Source data:
- - - -

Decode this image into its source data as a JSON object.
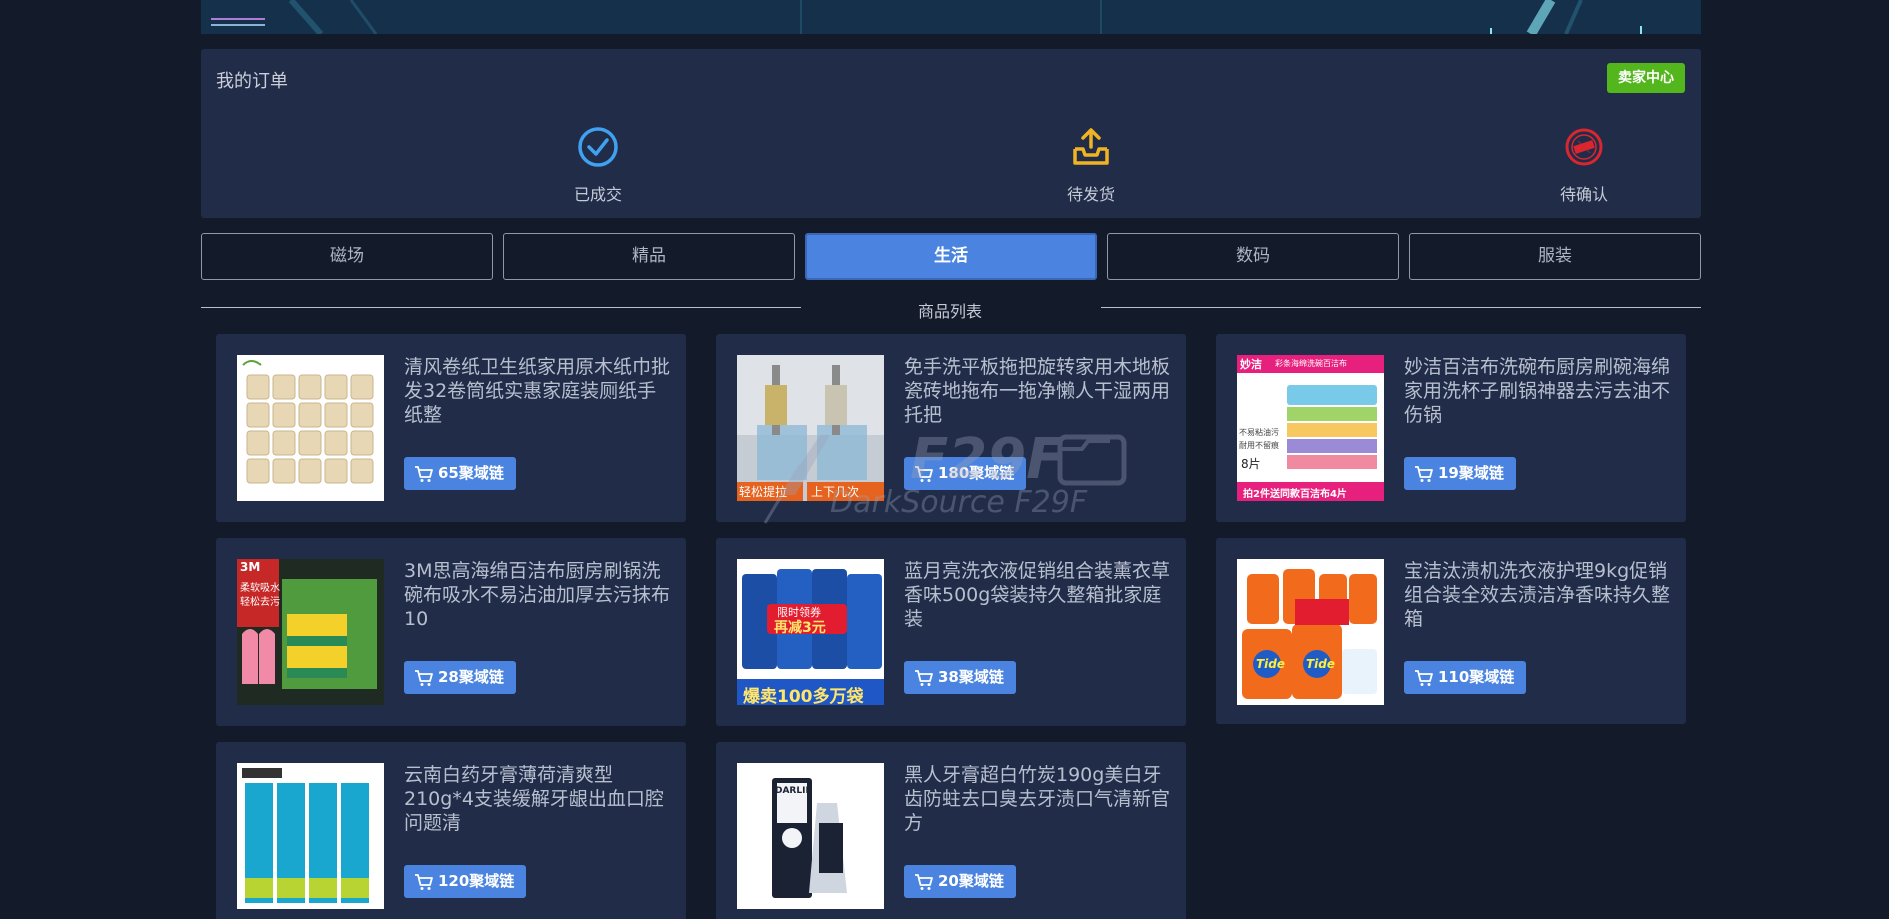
{
  "orders": {
    "title": "我的订单",
    "seller_center": "卖家中心",
    "statuses": [
      {
        "label": "已成交",
        "icon": "check-circle-icon"
      },
      {
        "label": "待发货",
        "icon": "inbox-upload-icon"
      },
      {
        "label": "待确认",
        "icon": "seal-stamp-icon"
      }
    ]
  },
  "tabs": [
    {
      "label": "磁场"
    },
    {
      "label": "精品"
    },
    {
      "label": "生活",
      "active": true
    },
    {
      "label": "数码"
    },
    {
      "label": "服装"
    }
  ],
  "section_title": "商品列表",
  "products": [
    {
      "name": "清风卷纸卫生纸家用原木纸巾批发32卷筒纸实惠家庭装厕纸手纸整",
      "price": "65聚域链"
    },
    {
      "name": "免手洗平板拖把旋转家用木地板瓷砖地拖布一拖净懒人干湿两用托把",
      "price": "180聚域链",
      "img_text": [
        "轻松提拉",
        "上下几次"
      ]
    },
    {
      "name": "妙洁百洁布洗碗布厨房刷碗海绵家用洗杯子刷锅神器去污去油不伤锅",
      "price": "19聚域链",
      "img_text": [
        "妙洁",
        "彩条海绵洗碗百洁布",
        "不易粘油污",
        "耐用不留痕",
        "8片",
        "拍2件送同款百洁布4片"
      ]
    },
    {
      "name": "3M思高海绵百洁布厨房刷锅洗碗布吸水不易沾油加厚去污抹布10",
      "price": "28聚域链",
      "img_text": [
        "3M",
        "柔软吸水",
        "轻松去污"
      ]
    },
    {
      "name": "蓝月亮洗衣液促销组合装薰衣草香味500g袋装持久整箱批家庭装",
      "price": "38聚域链",
      "img_text": [
        "限时领券",
        "再减3元",
        "爆卖100多万袋"
      ]
    },
    {
      "name": "宝洁汰渍机洗衣液护理9kg促销组合装全效去渍洁净香味持久整箱",
      "price": "110聚域链",
      "img_text": [
        "Tide",
        "Tide"
      ]
    },
    {
      "name": "云南白药牙膏薄荷清爽型210g*4支装缓解牙龈出血口腔问题清",
      "price": "120聚域链"
    },
    {
      "name": "黑人牙膏超白竹炭190g美白牙齿防蛀去口臭去牙渍口气清新官方",
      "price": "20聚域链",
      "img_text": [
        "DARLIE"
      ]
    }
  ],
  "watermark": {
    "brand": "F29F",
    "text": "DarkSource F29F"
  },
  "colors": {
    "background": "#131a29",
    "panel": "#212c48",
    "accent_blue": "#4a84e0",
    "seller_green": "#52b61c",
    "check_icon": "#3fa1f0",
    "upload_icon": "#f0b323",
    "seal_icon": "#d9262f"
  }
}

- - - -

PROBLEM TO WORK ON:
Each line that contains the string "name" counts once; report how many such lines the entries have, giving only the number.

ANSWER SPACE:
8